As mentioned many times in this blog, I work in a theological bookshop. This bookshop serves a consortium of theological schools housed in a major research university. We sell textbooks for most graduate theological courses and also for select undergraduate religious studies courses. I do used books, so I buy back some textbooks. Usually the textbooks I’m most interested in buying back are those that are expensive new, and commonly required in more than one course. Bart Ehrman’s The New Testament: A Historical Introduction to the Early Christian Writings, published by Oxford University Press. This is a pricy little book, so the first question students ask after they recover from their initial sticker shock is “Do you have any used copies in stock?” The answer is usually no. Why? Because of the startling number of editions of this text that have issued forth from the Oxford University Press since it was first published in 1997.
Ehrman first published this textbook in 1997. It is now early 2013. That is coming up to 15 years since the book was first published. This textbook is now in its 5th edition.

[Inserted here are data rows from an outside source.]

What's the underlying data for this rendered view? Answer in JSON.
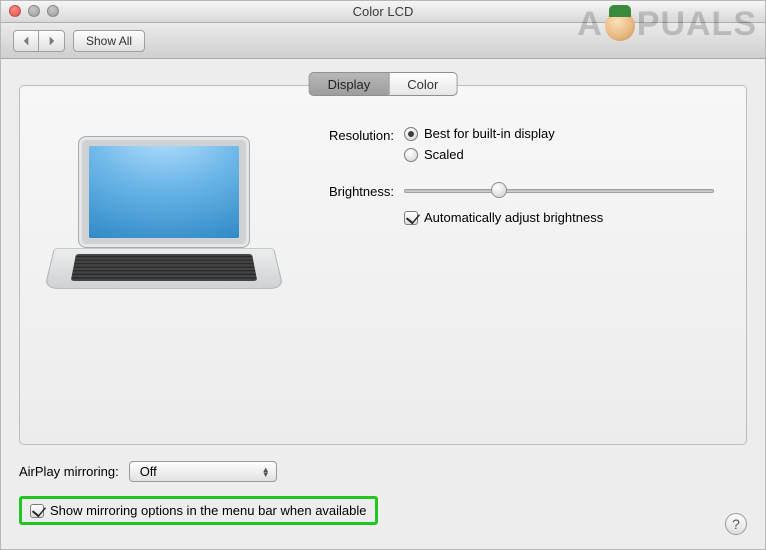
{
  "window": {
    "title": "Color LCD"
  },
  "toolbar": {
    "show_all": "Show All"
  },
  "tabs": {
    "display": "Display",
    "color": "Color"
  },
  "resolution": {
    "label": "Resolution:",
    "best": "Best for built-in display",
    "scaled": "Scaled"
  },
  "brightness": {
    "label": "Brightness:",
    "auto": "Automatically adjust brightness"
  },
  "airplay": {
    "label": "AirPlay mirroring:",
    "value": "Off"
  },
  "mirroring_checkbox": "Show mirroring options in the menu bar when available",
  "help": "?",
  "watermark": {
    "pre": "A",
    "post": "PUALS"
  }
}
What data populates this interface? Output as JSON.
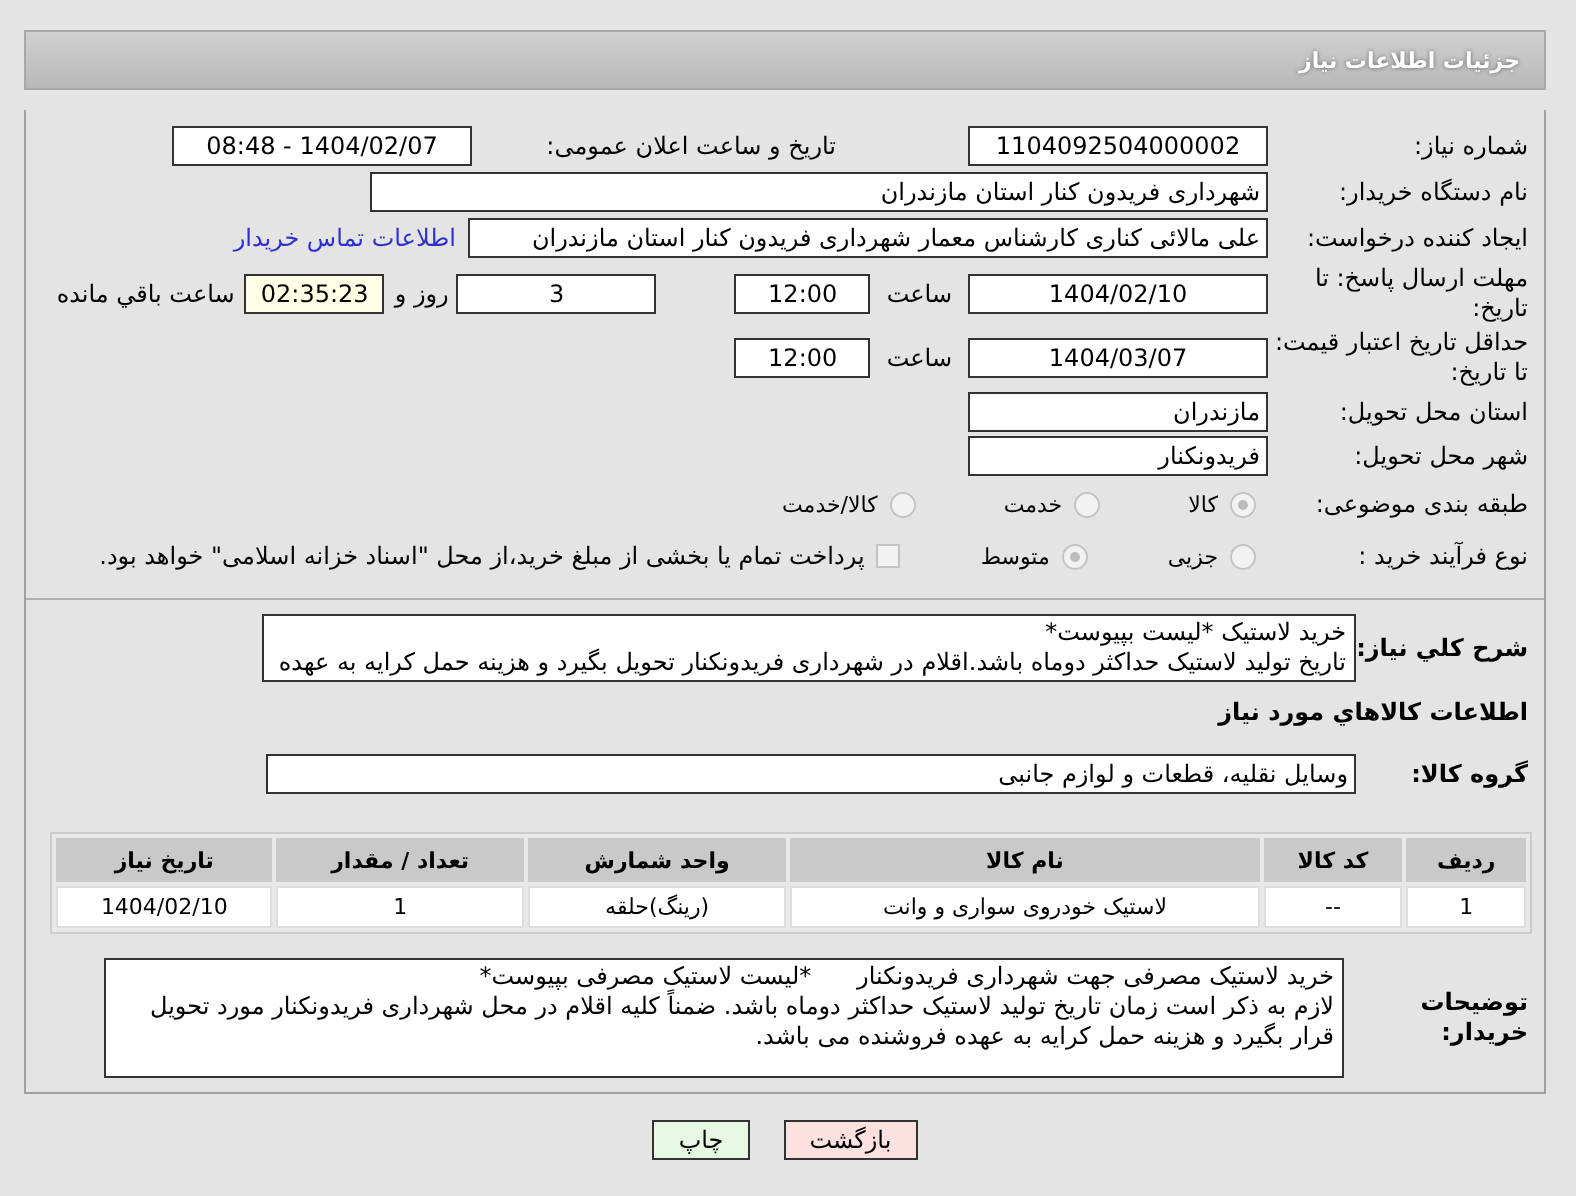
{
  "header": {
    "title": "جزئیات اطلاعات نیاز"
  },
  "need_number": {
    "label": "شماره نیاز:",
    "value": "1104092504000002"
  },
  "announce": {
    "label": "تاریخ و ساعت اعلان عمومی:",
    "value": "1404/02/07 - 08:48"
  },
  "buyer_org": {
    "label": "نام دستگاه خریدار:",
    "value": "شهرداری فریدون کنار استان مازندران"
  },
  "requester": {
    "label": "ایجاد کننده درخواست:",
    "value": "علی مالائی کناری کارشناس معمار شهرداری فریدون کنار استان مازندران",
    "link": "اطلاعات تماس خریدار"
  },
  "reply_deadline": {
    "label": "مهلت ارسال پاسخ: تا تاریخ:",
    "date": "1404/02/10",
    "time_label": "ساعت",
    "time": "12:00",
    "days": "3",
    "days_label": "روز و",
    "remaining": "02:35:23",
    "remaining_label": "ساعت باقي مانده"
  },
  "price_validity": {
    "label": "حداقل تاریخ اعتبار قیمت: تا تاریخ:",
    "date": "1404/03/07",
    "time_label": "ساعت",
    "time": "12:00"
  },
  "province": {
    "label": "استان محل تحویل:",
    "value": "مازندران"
  },
  "city": {
    "label": "شهر محل تحویل:",
    "value": "فریدونکنار"
  },
  "category": {
    "label": "طبقه بندی موضوعی:",
    "options": [
      {
        "label": "کالا",
        "selected": true
      },
      {
        "label": "خدمت",
        "selected": false
      },
      {
        "label": "کالا/خدمت",
        "selected": false
      }
    ]
  },
  "process": {
    "label": "نوع فرآیند خرید :",
    "options": [
      {
        "label": "جزیی",
        "selected": false
      },
      {
        "label": "متوسط",
        "selected": true
      }
    ],
    "treasury": {
      "checked": false,
      "label": "پرداخت تمام یا بخشی از مبلغ خرید،از محل \"اسناد خزانه اسلامی\" خواهد بود."
    }
  },
  "description": {
    "label": "شرح کلي نياز:",
    "lines": [
      "خرید لاستیک *لیست بپیوست*",
      "تاریخ تولید لاستیک حداکثر دوماه باشد.اقلام در شهرداری فریدونکنار تحویل بگیرد و هزینه حمل کرایه به عهده"
    ]
  },
  "goods_title": "اطلاعات کالاهاي مورد نياز",
  "goods_group": {
    "label": "گروه کالا:",
    "value": "وسایل نقلیه، قطعات و لوازم جانبی"
  },
  "table": {
    "columns": [
      "ردیف",
      "کد کالا",
      "نام کالا",
      "واحد شمارش",
      "تعداد / مقدار",
      "تاریخ نیاز"
    ],
    "rows": [
      [
        "1",
        "--",
        "لاستیک خودروی سواری و وانت",
        "(رینگ)حلقه",
        "1",
        "1404/02/10"
      ]
    ]
  },
  "buyer_notes": {
    "label": "توضیحات خریدار:",
    "lines": [
      "خرید لاستیک مصرفی جهت شهرداری فریدونکنار      *لیست لاستیک مصرفی بپیوست*",
      "لازم به ذکر است زمان تاریخ تولید لاستیک حداکثر دوماه باشد. ضمناً کلیه اقلام در محل شهرداری فریدونکنار مورد تحویل قرار بگیرد و هزینه حمل کرایه به عهده فروشنده می باشد."
    ]
  },
  "buttons": [
    {
      "label": "بازگشت",
      "kind": "back"
    },
    {
      "label": "چاپ",
      "kind": "print"
    }
  ]
}
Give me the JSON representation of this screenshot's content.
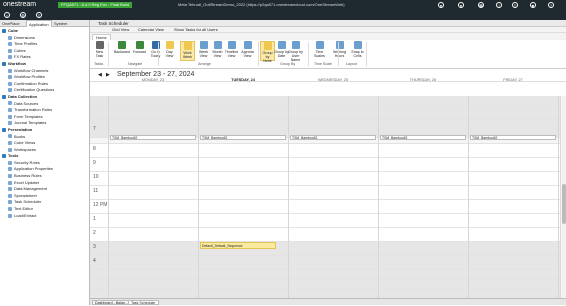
{
  "topbar": {
    "logo": "onestream",
    "build_tag": "FFQA571 : 8.4.0 Reg Env : Final Build",
    "header_title": "Meta Tehrudl_GolfStreamDemo_2022 (https://p2qa571.onestreamcloud.com/OneStreamWeb)"
  },
  "left_panel": {
    "tabs": [
      "OnePlace",
      "Application",
      "System"
    ],
    "items": [
      {
        "label": "Cube",
        "level": 0,
        "header": true
      },
      {
        "label": "Dimensions",
        "level": 1
      },
      {
        "label": "Time Profiles",
        "level": 1
      },
      {
        "label": "Cubes",
        "level": 1
      },
      {
        "label": "FX Rates",
        "level": 1
      },
      {
        "label": "Workflow",
        "level": 0,
        "header": true
      },
      {
        "label": "Workflow Channels",
        "level": 1
      },
      {
        "label": "Workflow Profiles",
        "level": 1
      },
      {
        "label": "Confirmation Rules",
        "level": 1
      },
      {
        "label": "Certification Questions",
        "level": 1
      },
      {
        "label": "Data Collection",
        "level": 0,
        "header": true
      },
      {
        "label": "Data Sources",
        "level": 1
      },
      {
        "label": "Transformation Rules",
        "level": 1
      },
      {
        "label": "Form Templates",
        "level": 1
      },
      {
        "label": "Journal Templates",
        "level": 1
      },
      {
        "label": "Presentation",
        "level": 0,
        "header": true
      },
      {
        "label": "Books",
        "level": 1
      },
      {
        "label": "Cube Views",
        "level": 1
      },
      {
        "label": "Workspaces",
        "level": 1
      },
      {
        "label": "Tools",
        "level": 0,
        "header": true
      },
      {
        "label": "Security Roles",
        "level": 1
      },
      {
        "label": "Application Properties",
        "level": 1
      },
      {
        "label": "Business Rules",
        "level": 1
      },
      {
        "label": "Excel Updater",
        "level": 1
      },
      {
        "label": "Data Management",
        "level": 1
      },
      {
        "label": "Spreadsheet",
        "level": 1
      },
      {
        "label": "Task Scheduler",
        "level": 1
      },
      {
        "label": "Text Editor",
        "level": 1
      },
      {
        "label": "Load/Extract",
        "level": 1
      }
    ]
  },
  "main": {
    "title": "Task Scheduler",
    "toolbar": {
      "grid_view": "Grid View",
      "calendar_view": "Calendar View",
      "show_tasks": "Show Tasks for all Users"
    },
    "ribbon_tab": "Home",
    "ribbon_buttons": [
      "New Task",
      "Backward",
      "Forward",
      "Go to Today",
      "Day View",
      "Work Week",
      "Week View",
      "Month View",
      "Timeline View",
      "Agenda View",
      "Group by None",
      "Group by Date",
      "Group by User Name",
      "Time Scales",
      "Working Hours",
      "Snap to Cells"
    ],
    "ribbon_groups": [
      "Tasks",
      "Navigate",
      "Arrange",
      "Group By",
      "Time Scale",
      "Layout"
    ],
    "date_range": "September 23 - 27, 2024",
    "days": [
      "MONDAY, 23",
      "TUESDAY, 24",
      "WEDNESDAY, 25",
      "THURSDAY, 26",
      "FRIDAY, 27"
    ],
    "hours": [
      "7",
      "8",
      "9",
      "10",
      "11",
      "12 PM",
      "1",
      "2",
      "3",
      "4"
    ],
    "allday_events": [
      "TSM_Bamboo52",
      "TSM_Bamboo52",
      "TSM_Bamboo52",
      "TSM_Bamboo52",
      "TSM_Bamboo52"
    ],
    "event": "Default_Default_Sequence"
  },
  "statusbar": {
    "tabs": [
      "Dashboard - Balan...",
      "Task Scheduler"
    ],
    "zoom": "100%"
  },
  "colors": {
    "accent": "#fce9a8",
    "topbar": "#1f2a30",
    "build": "#3aa335"
  }
}
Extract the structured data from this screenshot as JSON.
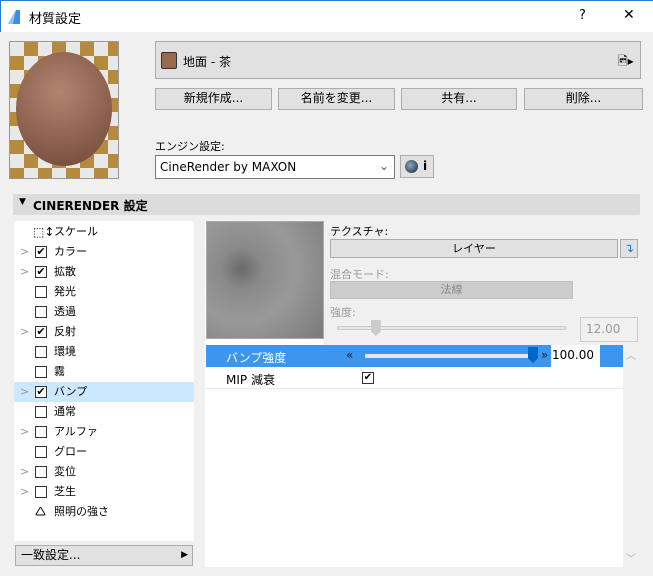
{
  "window": {
    "title": "材質設定",
    "help": "?",
    "close": "✕"
  },
  "material": {
    "name": "地面 - 茶",
    "swatch_color": "#9a6a4f"
  },
  "buttons": {
    "new": "新規作成...",
    "rename": "名前を変更...",
    "share": "共有...",
    "delete": "削除..."
  },
  "engine": {
    "label": "エンジン設定:",
    "value": "CineRender by MAXON",
    "info": "i"
  },
  "section": {
    "title": "CINERENDER 設定"
  },
  "channels": [
    {
      "label": "スケール",
      "type": "scale",
      "chevron": false
    },
    {
      "label": "カラー",
      "checked": true,
      "chevron": true
    },
    {
      "label": "拡散",
      "checked": true,
      "chevron": true
    },
    {
      "label": "発光",
      "checked": false,
      "chevron": false
    },
    {
      "label": "透過",
      "checked": false,
      "chevron": false
    },
    {
      "label": "反射",
      "checked": true,
      "chevron": true
    },
    {
      "label": "環境",
      "checked": false,
      "chevron": false
    },
    {
      "label": "霧",
      "checked": false,
      "chevron": false
    },
    {
      "label": "バンプ",
      "checked": true,
      "chevron": true,
      "selected": true
    },
    {
      "label": "通常",
      "checked": false,
      "chevron": false
    },
    {
      "label": "アルファ",
      "checked": false,
      "chevron": true
    },
    {
      "label": "グロー",
      "checked": false,
      "chevron": false
    },
    {
      "label": "変位",
      "checked": false,
      "chevron": true
    },
    {
      "label": "芝生",
      "checked": false,
      "chevron": true
    },
    {
      "label": "照明の強さ",
      "type": "light",
      "chevron": false
    }
  ],
  "match_button": "一致設定...",
  "detail": {
    "texture_label": "テクスチャ:",
    "texture_value": "レイヤー",
    "blend_label": "混合モード:",
    "blend_value": "法線",
    "strength_label": "強度:",
    "strength_value": "12.00",
    "strength_fraction": 0.15,
    "bump_strength_label": "バンプ強度",
    "bump_strength_value": "100.00",
    "bump_fraction": 1.0,
    "mip_label": "MIP 減衰",
    "mip_checked": true
  },
  "colors": {
    "accent": "#3c96f0",
    "selected_row": "#cce8ff"
  }
}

There is a new edition of the book every 3 or 4 years, which means the used textbook market never really develops for this book. Someone buys the book for a first or second year course, then may keep it, particularly if they are a religious studies major, until graduation, by which time there is a new edition, and no one is interested in buying the old edition.
This is a scam. There is no earthly need for a new edition of a textbook to be issued every three or four years unless the publisher wants to continue to milk this particular cash cow. I’ve seen undergraduate textbooks in other fields go through multiple editions, and I’m sure the same thing is true in those fields with other publishers. Not every textbook publisher scams students like this, but many do. I think it particularly sad when university presses do.